Exercise brief:
From the material below, list every line containing "image".

-------------------------

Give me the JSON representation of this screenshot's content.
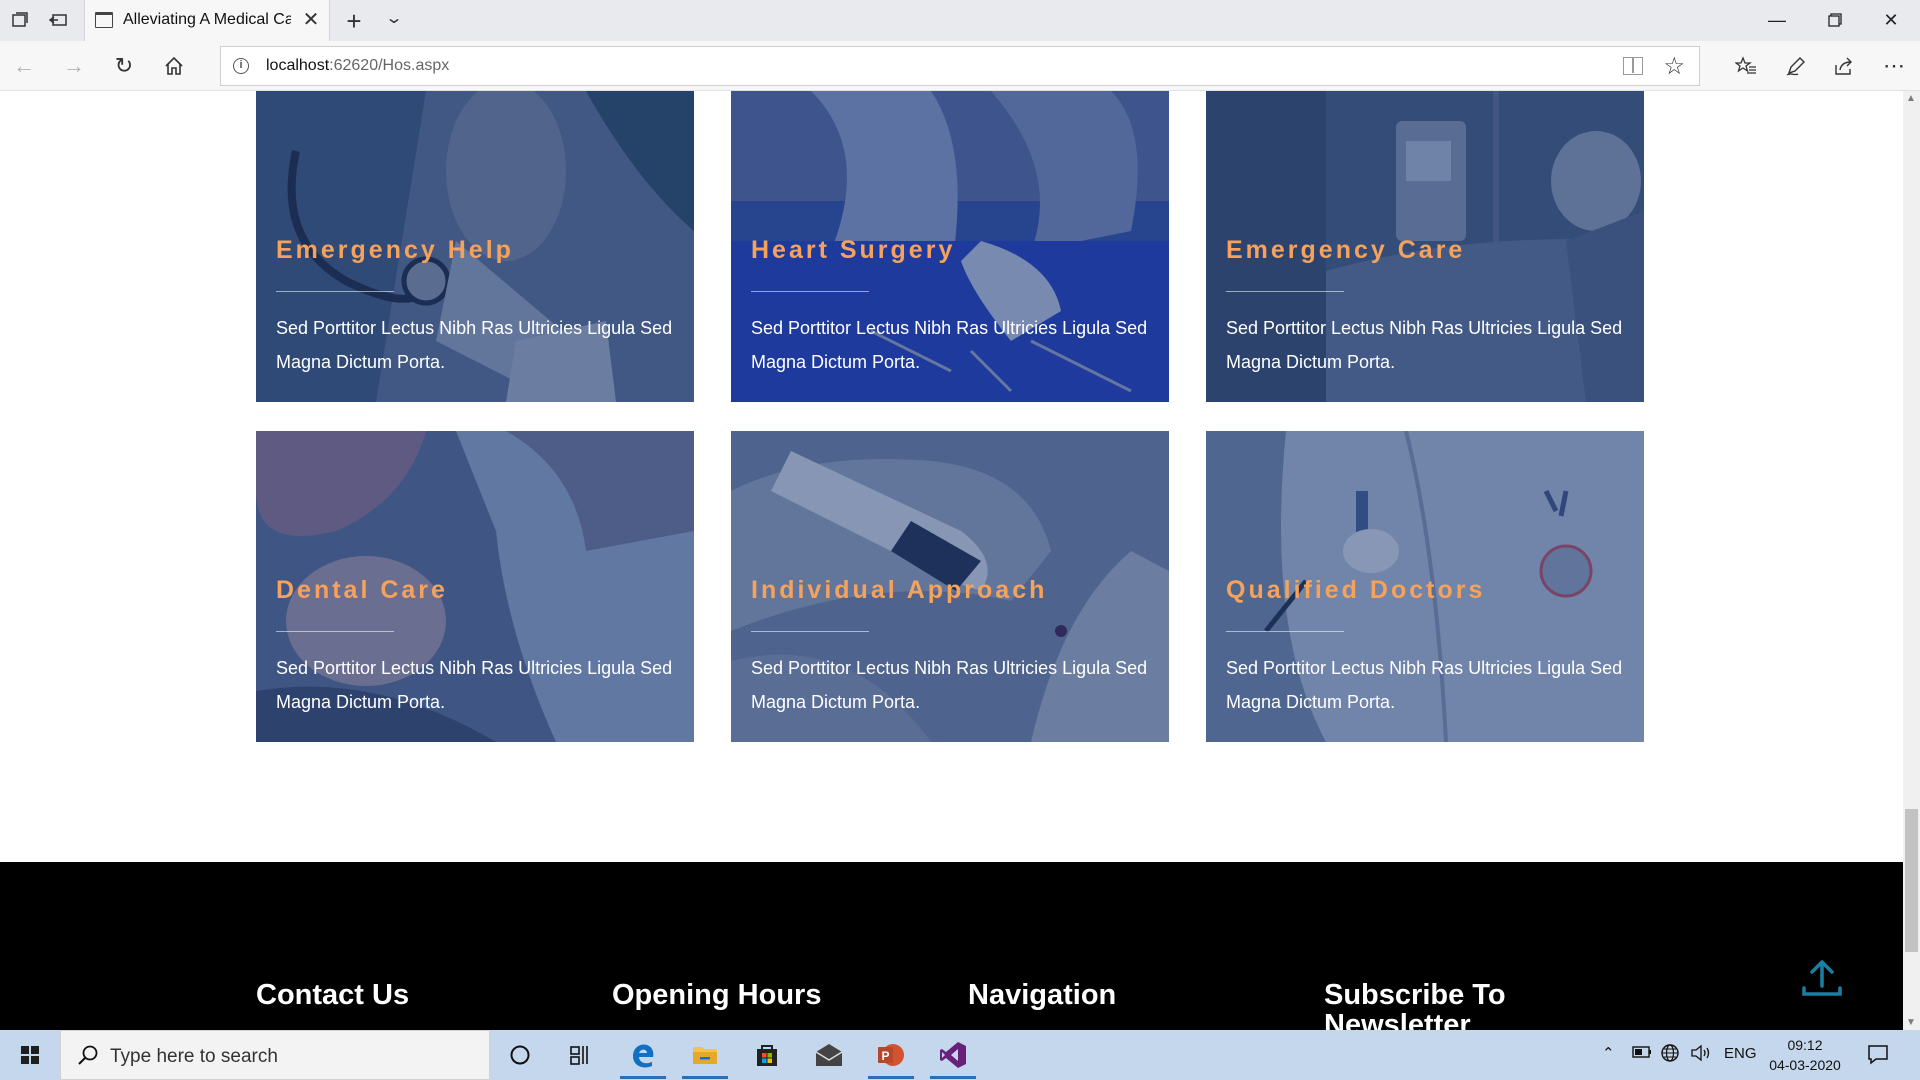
{
  "browser": {
    "tab_title": "Alleviating A Medical Ca",
    "url_host": "localhost",
    "url_rest": ":62620/Hos.aspx"
  },
  "cards": [
    {
      "title": "Emergency Help",
      "text": "Sed Porttitor Lectus Nibh Ras Ultricies Ligula Sed Magna Dictum Porta.",
      "image": "stethoscope-hands-photo"
    },
    {
      "title": "Heart Surgery",
      "text": "Sed Porttitor Lectus Nibh Ras Ultricies Ligula Sed Magna Dictum Porta.",
      "image": "operating-room-photo"
    },
    {
      "title": "Emergency Care",
      "text": "Sed Porttitor Lectus Nibh Ras Ultricies Ligula Sed Magna Dictum Porta.",
      "image": "hospital-bed-photo"
    },
    {
      "title": "Dental Care",
      "text": "Sed Porttitor Lectus Nibh Ras Ultricies Ligula Sed Magna Dictum Porta.",
      "image": "dentist-patient-photo"
    },
    {
      "title": "Individual Approach",
      "text": "Sed Porttitor Lectus Nibh Ras Ultricies Ligula Sed Magna Dictum Porta.",
      "image": "glucose-meter-photo"
    },
    {
      "title": "Qualified Doctors",
      "text": "Sed Porttitor Lectus Nibh Ras Ultricies Ligula Sed Magna Dictum Porta.",
      "image": "doctor-coat-photo"
    }
  ],
  "footer": {
    "headings": [
      "Contact Us",
      "Opening Hours",
      "Navigation",
      "Subscribe To Newsletter"
    ]
  },
  "taskbar": {
    "search_placeholder": "Type here to search",
    "language": "ENG",
    "time": "09:12",
    "date": "04-03-2020"
  },
  "colors": {
    "card_title": "#f5a25d",
    "card_overlay": "#1f3c7a",
    "footer_bg": "#000000",
    "accent_teal": "#1b7fa3"
  },
  "icons": {
    "back": "arrow-left-icon",
    "forward": "arrow-right-icon",
    "refresh": "refresh-icon",
    "home": "home-icon",
    "favorite": "star-icon",
    "scroll_top": "upload-arrow-icon"
  }
}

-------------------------

Answer:
      "image": "stethoscope-hands-photo"
      "image": "operating-room-photo"
      "image": "hospital-bed-photo"
      "image": "dentist-patient-photo"
      "image": "glucose-meter-photo"
      "image": "doctor-coat-photo"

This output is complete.